What you should do
Could you please write out the data shown below, exactly and in full?

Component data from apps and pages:
########################################
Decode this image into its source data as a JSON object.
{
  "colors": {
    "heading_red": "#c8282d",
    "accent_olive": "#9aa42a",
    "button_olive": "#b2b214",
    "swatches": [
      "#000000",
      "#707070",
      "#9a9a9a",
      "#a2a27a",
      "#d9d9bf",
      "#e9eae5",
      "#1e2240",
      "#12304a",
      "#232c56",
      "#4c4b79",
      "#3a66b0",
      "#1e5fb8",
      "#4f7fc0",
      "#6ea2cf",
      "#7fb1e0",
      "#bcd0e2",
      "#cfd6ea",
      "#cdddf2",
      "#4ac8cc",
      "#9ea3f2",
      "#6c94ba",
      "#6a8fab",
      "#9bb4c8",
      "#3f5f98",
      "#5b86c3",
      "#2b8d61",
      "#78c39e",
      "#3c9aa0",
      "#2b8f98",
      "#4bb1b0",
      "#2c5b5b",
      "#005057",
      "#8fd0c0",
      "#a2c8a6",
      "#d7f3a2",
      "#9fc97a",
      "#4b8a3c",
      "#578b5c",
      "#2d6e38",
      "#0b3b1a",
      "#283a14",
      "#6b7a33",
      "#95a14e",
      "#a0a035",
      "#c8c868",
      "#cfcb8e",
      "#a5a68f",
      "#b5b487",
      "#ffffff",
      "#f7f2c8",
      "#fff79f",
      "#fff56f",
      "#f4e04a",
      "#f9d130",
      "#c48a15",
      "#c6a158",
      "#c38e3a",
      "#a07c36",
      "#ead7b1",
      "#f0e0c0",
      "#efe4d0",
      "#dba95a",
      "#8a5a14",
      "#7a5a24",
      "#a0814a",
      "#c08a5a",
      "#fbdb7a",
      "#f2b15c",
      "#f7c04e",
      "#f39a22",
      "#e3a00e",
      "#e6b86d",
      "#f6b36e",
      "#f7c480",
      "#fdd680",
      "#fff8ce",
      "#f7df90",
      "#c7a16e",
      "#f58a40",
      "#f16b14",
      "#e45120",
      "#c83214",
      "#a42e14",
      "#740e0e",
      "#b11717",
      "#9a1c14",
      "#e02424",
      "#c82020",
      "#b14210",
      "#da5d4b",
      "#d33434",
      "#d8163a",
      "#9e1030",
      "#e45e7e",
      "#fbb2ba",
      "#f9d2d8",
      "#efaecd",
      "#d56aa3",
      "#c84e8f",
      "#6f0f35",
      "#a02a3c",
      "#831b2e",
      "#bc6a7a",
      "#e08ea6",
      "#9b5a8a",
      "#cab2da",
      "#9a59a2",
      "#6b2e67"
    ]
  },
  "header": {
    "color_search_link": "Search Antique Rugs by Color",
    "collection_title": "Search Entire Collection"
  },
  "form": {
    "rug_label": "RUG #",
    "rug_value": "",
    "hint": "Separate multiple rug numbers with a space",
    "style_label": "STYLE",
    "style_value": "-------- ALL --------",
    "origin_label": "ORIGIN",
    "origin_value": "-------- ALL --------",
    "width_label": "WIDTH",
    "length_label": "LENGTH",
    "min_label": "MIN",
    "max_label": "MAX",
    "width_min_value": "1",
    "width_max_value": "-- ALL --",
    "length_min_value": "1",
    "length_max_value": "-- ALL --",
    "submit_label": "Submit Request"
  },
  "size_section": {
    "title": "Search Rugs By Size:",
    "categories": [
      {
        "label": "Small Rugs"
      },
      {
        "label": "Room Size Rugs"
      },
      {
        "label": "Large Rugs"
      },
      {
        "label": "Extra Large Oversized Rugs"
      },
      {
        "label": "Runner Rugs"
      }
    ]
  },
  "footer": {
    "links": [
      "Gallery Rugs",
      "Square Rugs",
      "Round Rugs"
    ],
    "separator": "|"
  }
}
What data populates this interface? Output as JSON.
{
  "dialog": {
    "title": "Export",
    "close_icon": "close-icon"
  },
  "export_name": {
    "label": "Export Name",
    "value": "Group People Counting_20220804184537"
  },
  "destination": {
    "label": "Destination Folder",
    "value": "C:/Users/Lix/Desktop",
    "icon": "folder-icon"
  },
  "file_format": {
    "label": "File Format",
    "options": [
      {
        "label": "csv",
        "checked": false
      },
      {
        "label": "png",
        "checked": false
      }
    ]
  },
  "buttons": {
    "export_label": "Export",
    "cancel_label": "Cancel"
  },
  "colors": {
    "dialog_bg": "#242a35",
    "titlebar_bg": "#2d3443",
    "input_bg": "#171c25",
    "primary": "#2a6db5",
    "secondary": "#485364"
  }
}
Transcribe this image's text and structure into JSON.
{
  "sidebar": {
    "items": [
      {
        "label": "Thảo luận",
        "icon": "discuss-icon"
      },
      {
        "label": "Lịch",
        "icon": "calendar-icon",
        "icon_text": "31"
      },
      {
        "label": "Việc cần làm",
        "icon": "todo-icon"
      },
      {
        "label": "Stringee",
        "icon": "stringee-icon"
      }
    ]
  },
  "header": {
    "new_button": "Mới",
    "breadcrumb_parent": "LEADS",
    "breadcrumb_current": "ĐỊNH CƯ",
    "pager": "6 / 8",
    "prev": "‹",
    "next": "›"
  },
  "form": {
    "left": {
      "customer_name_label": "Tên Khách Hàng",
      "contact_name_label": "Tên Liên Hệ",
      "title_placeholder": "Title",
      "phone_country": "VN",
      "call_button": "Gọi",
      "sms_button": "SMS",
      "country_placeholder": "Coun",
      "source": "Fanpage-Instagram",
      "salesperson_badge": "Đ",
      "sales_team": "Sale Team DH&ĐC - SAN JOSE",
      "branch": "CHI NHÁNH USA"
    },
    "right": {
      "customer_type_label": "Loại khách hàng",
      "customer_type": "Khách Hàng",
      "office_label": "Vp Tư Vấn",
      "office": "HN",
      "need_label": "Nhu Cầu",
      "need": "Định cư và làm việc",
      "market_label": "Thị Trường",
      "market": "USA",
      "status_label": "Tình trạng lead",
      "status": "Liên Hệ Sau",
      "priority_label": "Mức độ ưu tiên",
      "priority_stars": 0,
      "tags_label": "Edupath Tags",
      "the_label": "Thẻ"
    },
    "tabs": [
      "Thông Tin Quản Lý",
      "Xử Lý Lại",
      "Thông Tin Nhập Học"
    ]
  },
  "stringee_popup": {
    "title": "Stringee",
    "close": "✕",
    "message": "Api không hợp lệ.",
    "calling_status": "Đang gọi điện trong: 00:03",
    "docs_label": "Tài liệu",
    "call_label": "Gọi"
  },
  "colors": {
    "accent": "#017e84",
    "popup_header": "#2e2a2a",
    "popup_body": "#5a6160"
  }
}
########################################
Result of this exercise
Decode this image into its source data as a JSON object.
{
  "colors": {
    "heading_red": "#c8282d",
    "accent_olive": "#9aa42a",
    "button_olive": "#b2b214",
    "swatches": [
      "#000000",
      "#707070",
      "#9a9a9a",
      "#a2a27a",
      "#d9d9bf",
      "#e9eae5",
      "#1e2240",
      "#12304a",
      "#232c56",
      "#4c4b79",
      "#3a66b0",
      "#1e5fb8",
      "#4f7fc0",
      "#6ea2cf",
      "#7fb1e0",
      "#bcd0e2",
      "#cfd6ea",
      "#cdddf2",
      "#4ac8cc",
      "#9ea3f2",
      "#6c94ba",
      "#6a8fab",
      "#9bb4c8",
      "#3f5f98",
      "#5b86c3",
      "#2b8d61",
      "#78c39e",
      "#3c9aa0",
      "#2b8f98",
      "#4bb1b0",
      "#2c5b5b",
      "#005057",
      "#8fd0c0",
      "#a2c8a6",
      "#d7f3a2",
      "#9fc97a",
      "#4b8a3c",
      "#578b5c",
      "#2d6e38",
      "#0b3b1a",
      "#283a14",
      "#6b7a33",
      "#95a14e",
      "#a0a035",
      "#c8c868",
      "#cfcb8e",
      "#a5a68f",
      "#b5b487",
      "#ffffff",
      "#f7f2c8",
      "#fff79f",
      "#fff56f",
      "#f4e04a",
      "#f9d130",
      "#c48a15",
      "#c6a158",
      "#c38e3a",
      "#a07c36",
      "#ead7b1",
      "#f0e0c0",
      "#efe4d0",
      "#dba95a",
      "#8a5a14",
      "#7a5a24",
      "#a0814a",
      "#c08a5a",
      "#fbdb7a",
      "#f2b15c",
      "#f7c04e",
      "#f39a22",
      "#e3a00e",
      "#e6b86d",
      "#f6b36e",
      "#f7c480",
      "#fdd680",
      "#fff8ce",
      "#f7df90",
      "#c7a16e",
      "#f58a40",
      "#f16b14",
      "#e45120",
      "#c83214",
      "#a42e14",
      "#740e0e",
      "#b11717",
      "#9a1c14",
      "#e02424",
      "#c82020",
      "#b14210",
      "#da5d4b",
      "#d33434",
      "#d8163a",
      "#9e1030",
      "#e45e7e",
      "#fbb2ba",
      "#f9d2d8",
      "#efaecd",
      "#d56aa3",
      "#c84e8f",
      "#6f0f35",
      "#a02a3c",
      "#831b2e",
      "#bc6a7a",
      "#e08ea6",
      "#9b5a8a",
      "#cab2da",
      "#9a59a2",
      "#6b2e67"
    ]
  },
  "header": {
    "color_search_link": "Search Antique Rugs by Color",
    "collection_title": "Search Entire Collection"
  },
  "form": {
    "rug_label": "RUG #",
    "rug_value": "",
    "hint": "Separate multiple rug numbers with a space",
    "style_label": "STYLE",
    "style_value": "-------- ALL --------",
    "origin_label": "ORIGIN",
    "origin_value": "-------- ALL --------",
    "width_label": "WIDTH",
    "length_label": "LENGTH",
    "min_label": "MIN",
    "max_label": "MAX",
    "width_min_value": "1",
    "width_max_value": "-- ALL --",
    "length_min_value": "1",
    "length_max_value": "-- ALL --",
    "submit_label": "Submit Request"
  },
  "size_section": {
    "title": "Search Rugs By Size:",
    "categories": [
      {
        "label": "Small Rugs"
      },
      {
        "label": "Room Size Rugs"
      },
      {
        "label": "Large Rugs"
      },
      {
        "label": "Extra Large Oversized Rugs"
      },
      {
        "label": "Runner Rugs"
      }
    ]
  },
  "footer": {
    "links": [
      "Gallery Rugs",
      "Square Rugs",
      "Round Rugs"
    ],
    "separator": "|"
  }
}
What data populates this interface? Output as JSON.
{
  "dialog": {
    "title": "Export",
    "close_icon": "close-icon"
  },
  "export_name": {
    "label": "Export Name",
    "value": "Group People Counting_20220804184537"
  },
  "destination": {
    "label": "Destination Folder",
    "value": "C:/Users/Lix/Desktop",
    "icon": "folder-icon"
  },
  "file_format": {
    "label": "File Format",
    "options": [
      {
        "label": "csv",
        "checked": false
      },
      {
        "label": "png",
        "checked": false
      }
    ]
  },
  "buttons": {
    "export_label": "Export",
    "cancel_label": "Cancel"
  },
  "colors": {
    "dialog_bg": "#242a35",
    "titlebar_bg": "#2d3443",
    "input_bg": "#171c25",
    "primary": "#2a6db5",
    "secondary": "#485364"
  }
}
Transcribe this image's text and structure into JSON.
{
  "sidebar": {
    "items": [
      {
        "label": "Thảo luận",
        "icon": "discuss-icon"
      },
      {
        "label": "Lịch",
        "icon": "calendar-icon",
        "icon_text": "31"
      },
      {
        "label": "Việc cần làm",
        "icon": "todo-icon"
      },
      {
        "label": "Stringee",
        "icon": "stringee-icon"
      }
    ]
  },
  "header": {
    "new_button": "Mới",
    "breadcrumb_parent": "LEADS",
    "breadcrumb_current": "ĐỊNH CƯ",
    "pager": "6 / 8",
    "prev": "‹",
    "next": "›"
  },
  "form": {
    "left": {
      "customer_name_label": "Tên Khách Hàng",
      "contact_name_label": "Tên Liên Hệ",
      "title_placeholder": "Title",
      "phone_country": "VN",
      "call_button": "Gọi",
      "sms_button": "SMS",
      "country_placeholder": "Coun",
      "source": "Fanpage-Instagram",
      "salesperson_badge": "Đ",
      "sales_team": "Sale Team DH&ĐC - SAN JOSE",
      "branch": "CHI NHÁNH USA"
    },
    "right": {
      "customer_type_label": "Loại khách hàng",
      "customer_type": "Khách Hàng",
      "office_label": "Vp Tư Vấn",
      "office": "HN",
      "need_label": "Nhu Cầu",
      "need": "Định cư và làm việc",
      "market_label": "Thị Trường",
      "market": "USA",
      "status_label": "Tình trạng lead",
      "status": "Liên Hệ Sau",
      "priority_label": "Mức độ ưu tiên",
      "priority_stars": 0,
      "tags_label": "Edupath Tags",
      "the_label": "Thẻ"
    },
    "tabs": [
      "Thông Tin Quản Lý",
      "Xử Lý Lại",
      "Thông Tin Nhập Học"
    ]
  },
  "stringee_popup": {
    "title": "Stringee",
    "close": "✕",
    "message": "Api không hợp lệ.",
    "calling_status": "Đang gọi điện trong: 00:03",
    "docs_label": "Tài liệu",
    "call_label": "Gọi"
  },
  "colors": {
    "accent": "#017e84",
    "popup_header": "#2e2a2a",
    "popup_body": "#5a6160"
  }
}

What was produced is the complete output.